Early Priorities 	
---------------- 

5. (U) Bachelet has listed several domestic (and a few foreign policy) issues she intends to focus on after assuming 	office on March 11.  These include: 

############# 
--Increasing public security, including forming a new Ministry for Public Security
--Improving relations with Chile's neighbors and Latin America	 
--Reform of the Foreign Ministry (including the creation of a deputy position for international trade)

############# 
--Strengthening of environmental protections, including the creation of a minister-level position for environmental affairs	 and, 
--educational reform, with a focus on universal education for pre-school and elementary-level education. 

Comment 
------- 

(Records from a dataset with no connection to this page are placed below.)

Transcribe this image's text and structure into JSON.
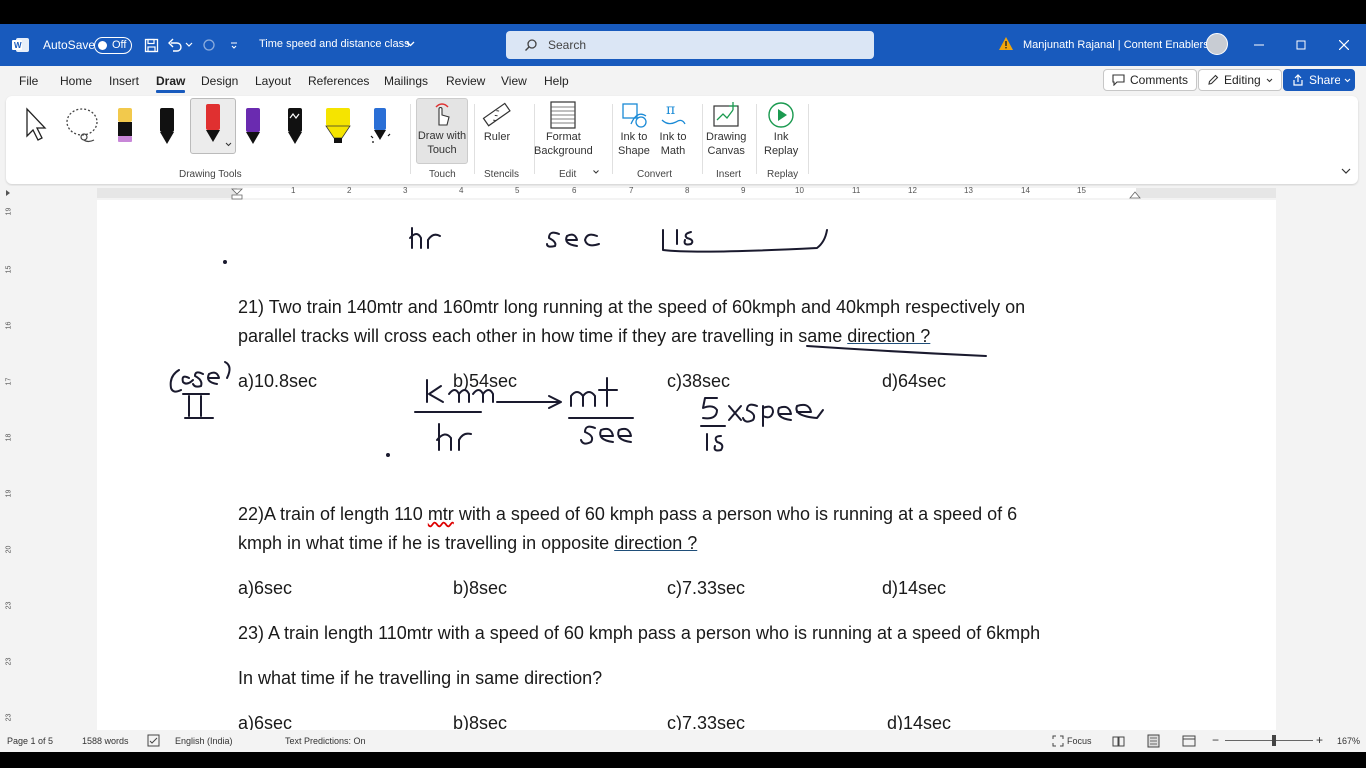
{
  "titlebar": {
    "autosave": "AutoSave",
    "toggle_state": "Off",
    "doc_title": "Time speed and distance class",
    "search_placeholder": "Search",
    "user": "Manjunath Rajanal | Content Enablers"
  },
  "menu": {
    "tabs": [
      "File",
      "Home",
      "Insert",
      "Draw",
      "Design",
      "Layout",
      "References",
      "Mailings",
      "Review",
      "View",
      "Help"
    ],
    "active_tab": "Draw",
    "comments": "Comments",
    "editing": "Editing",
    "share": "Share"
  },
  "ribbon": {
    "draw_with_touch_1": "Draw with",
    "draw_with_touch_2": "Touch",
    "ruler": "Ruler",
    "format_bg_1": "Format",
    "format_bg_2": "Background",
    "ink_to_shape_1": "Ink to",
    "ink_to_shape_2": "Shape",
    "ink_to_math_1": "Ink to",
    "ink_to_math_2": "Math",
    "drawing_canvas_1": "Drawing",
    "drawing_canvas_2": "Canvas",
    "ink_replay_1": "Ink",
    "ink_replay_2": "Replay",
    "groups": {
      "drawing_tools": "Drawing Tools",
      "touch": "Touch",
      "stencils": "Stencils",
      "edit": "Edit",
      "convert": "Convert",
      "insert": "Insert",
      "replay": "Replay"
    },
    "pen_colors": [
      "#f2c94c",
      "#111111",
      "#e03030",
      "#6a2bb0",
      "#111111",
      "#f5e400",
      "#2a6fd6"
    ]
  },
  "ruler": {
    "numbers": [
      "1",
      "2",
      "3",
      "4",
      "5",
      "6",
      "7",
      "8",
      "9",
      "10",
      "11",
      "12",
      "13",
      "14",
      "15"
    ],
    "vnumbers": [
      "19",
      "15",
      "16",
      "17",
      "18",
      "19",
      "20",
      "23",
      "23",
      "23"
    ]
  },
  "document": {
    "q21_line1": "21) Two train 140mtr and 160mtr long running at the speed of 60kmph and 40kmph respectively on",
    "q21_line2_a": "parallel tracks will cross each other in how time if they are travelling in same ",
    "q21_line2_b": "direction ?",
    "q21_options": [
      "a)10.8sec",
      "b)54sec",
      "c)38sec",
      "d)64sec"
    ],
    "q22_line1_a": "22)A train of length 110 ",
    "q22_line1_b": "mtr",
    "q22_line1_c": " with a speed of 60 kmph pass a person who is running at a speed of 6",
    "q22_line2_a": "kmph in what time if he is travelling in opposite ",
    "q22_line2_b": "direction ?",
    "q22_options": [
      "a)6sec",
      "b)8sec",
      "c)7.33sec",
      "d)14sec"
    ],
    "q23_line1": "23) A train length 110mtr with a speed of 60 kmph pass a person who is running at a speed of 6kmph",
    "q23_line2": "In what time if he travelling in same direction?",
    "q23_options": [
      "a)6sec",
      "b)8sec",
      "c)7.33sec",
      "d)14sec"
    ]
  },
  "status": {
    "page": "Page 1 of 5",
    "words": "1588 words",
    "language": "English (India)",
    "predictions": "Text Predictions: On",
    "focus": "Focus",
    "zoom": "167%"
  },
  "colors": {
    "brand": "#185abd",
    "ink": "#1a1a2e"
  }
}
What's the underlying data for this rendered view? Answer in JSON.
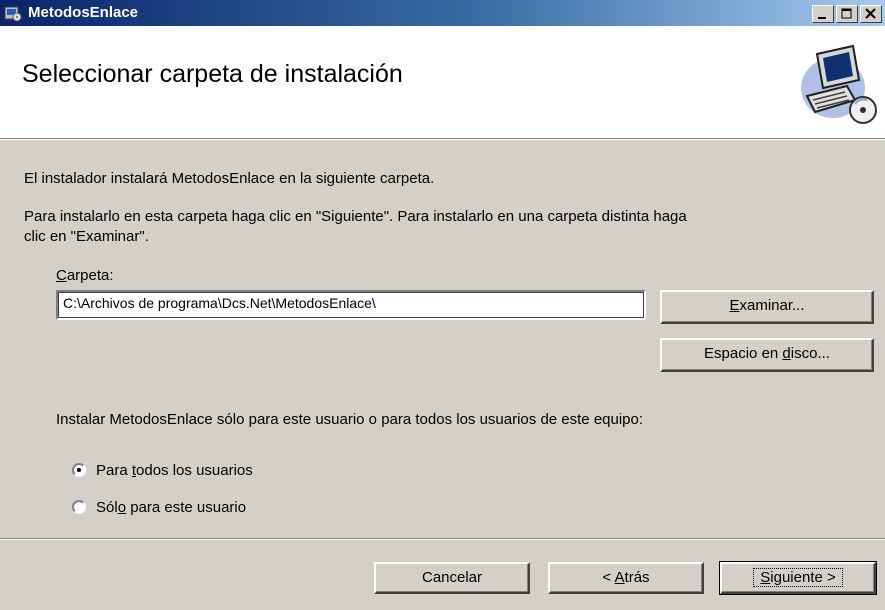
{
  "window": {
    "title": "MetodosEnlace",
    "controls": [
      "minimize-icon",
      "maximize-icon",
      "close-icon"
    ]
  },
  "header": {
    "heading": "Seleccionar carpeta de instalación",
    "banner_icon": "computer-cd-icon"
  },
  "body": {
    "intro": "El instalador instalará MetodosEnlace en la siguiente carpeta.",
    "instructions_line1": "Para instalarlo en esta carpeta haga clic en \"Siguiente\". Para instalarlo en una carpeta distinta haga",
    "instructions_line2": "clic en \"Examinar\".",
    "folder_label_key": "C",
    "folder_label_rest": "arpeta:",
    "folder_value": "C:\\Archivos de programa\\Dcs.Net\\MetodosEnlace\\",
    "browse_key": "E",
    "browse_rest": "xaminar...",
    "disk_pre": "Espacio en ",
    "disk_key": "d",
    "disk_post": "isco...",
    "scope_question": "Instalar MetodosEnlace sólo para este usuario o para todos los usuarios de este equipo:",
    "radio_all_pre": "Para ",
    "radio_all_key": "t",
    "radio_all_post": "odos los usuarios",
    "radio_all_checked": true,
    "radio_me_pre": "Sól",
    "radio_me_key": "o",
    "radio_me_post": " para este usuario",
    "radio_me_checked": false
  },
  "footer": {
    "cancel": "Cancelar",
    "back_pre": "< ",
    "back_key": "A",
    "back_post": "trás",
    "next_key": "S",
    "next_post": "iguiente >"
  }
}
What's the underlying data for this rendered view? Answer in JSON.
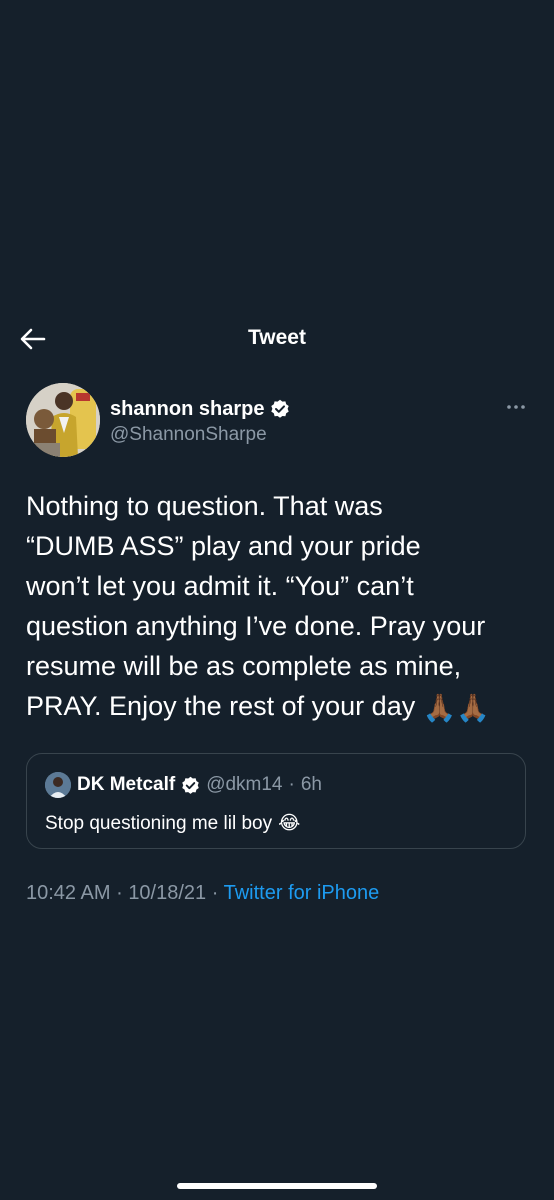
{
  "header": {
    "title": "Tweet",
    "back_icon": "arrow-left-icon"
  },
  "author": {
    "display_name": "shannon sharpe",
    "handle": "@ShannonSharpe",
    "verified": true,
    "more_icon": "more-horizontal-icon"
  },
  "tweet": {
    "text": "Nothing to question. That was\n“DUMB ASS” play and your pride\nwon’t  let you admit it. “You” can’t\nquestion anything I’ve done. Pray your\nresume will be as complete as mine,\nPRAY. Enjoy the rest of your day",
    "trailing_emoji": "🙏🏾🙏🏾"
  },
  "quoted_tweet": {
    "display_name": "DK Metcalf",
    "handle": "@dkm14",
    "separator": "·",
    "time_ago": "6h",
    "text": "Stop questioning me lil boy",
    "trailing_emoji": "😂"
  },
  "meta": {
    "time": "10:42 AM",
    "separator1": "·",
    "date": "10/18/21",
    "separator2": "·",
    "source": "Twitter for iPhone"
  },
  "colors": {
    "background": "#15202b",
    "secondary_text": "#8b98a5",
    "link": "#1d9bf0",
    "verified_badge": "#ffffff",
    "border": "#38444d"
  }
}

6.  (C) One week after Bachelet's election victory, the mood in Chile is calm, with an air of expectation for her cabinet choices.  Even some voters from the right are exhibiting a certain pride that conservative Chile has elected its first female president, and one who does not fit the traditional Chilean socio-religious mold.  Embassy contacts in Bachelet's camp remain open to Embassy approaches, but are -- not surprisingly -- increasingly busy and at times hard to reach. 

K